All of the data must be written out verbatim, with pictures excluded.
[Start of Attachment]
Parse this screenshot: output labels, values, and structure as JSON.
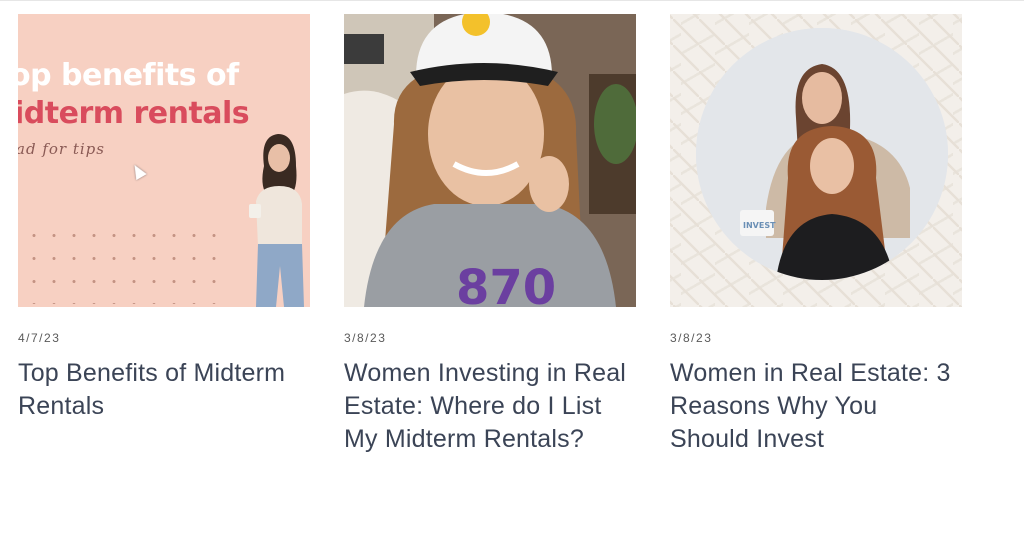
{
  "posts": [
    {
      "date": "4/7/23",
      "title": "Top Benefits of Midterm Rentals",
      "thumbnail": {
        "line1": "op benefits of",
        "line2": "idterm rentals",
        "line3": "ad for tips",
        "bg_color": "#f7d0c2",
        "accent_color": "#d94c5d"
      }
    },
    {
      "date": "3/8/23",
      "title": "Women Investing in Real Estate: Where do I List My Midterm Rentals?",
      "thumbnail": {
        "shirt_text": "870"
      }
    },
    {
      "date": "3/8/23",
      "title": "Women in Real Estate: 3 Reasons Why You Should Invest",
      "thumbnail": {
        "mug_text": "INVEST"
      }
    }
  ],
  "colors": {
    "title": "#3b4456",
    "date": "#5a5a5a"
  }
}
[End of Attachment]
→ **Task result**
Parse this screenshot: output labels, values, and structure as JSON.
{
  "posts": [
    {
      "date": "4/7/23",
      "title": "Top Benefits of Midterm Rentals",
      "thumbnail": {
        "line1": "op benefits of",
        "line2": "idterm rentals",
        "line3": "ad for tips",
        "bg_color": "#f7d0c2",
        "accent_color": "#d94c5d"
      }
    },
    {
      "date": "3/8/23",
      "title": "Women Investing in Real Estate: Where do I List My Midterm Rentals?",
      "thumbnail": {
        "shirt_text": "870"
      }
    },
    {
      "date": "3/8/23",
      "title": "Women in Real Estate: 3 Reasons Why You Should Invest",
      "thumbnail": {
        "mug_text": "INVEST"
      }
    }
  ],
  "colors": {
    "title": "#3b4456",
    "date": "#5a5a5a"
  }
}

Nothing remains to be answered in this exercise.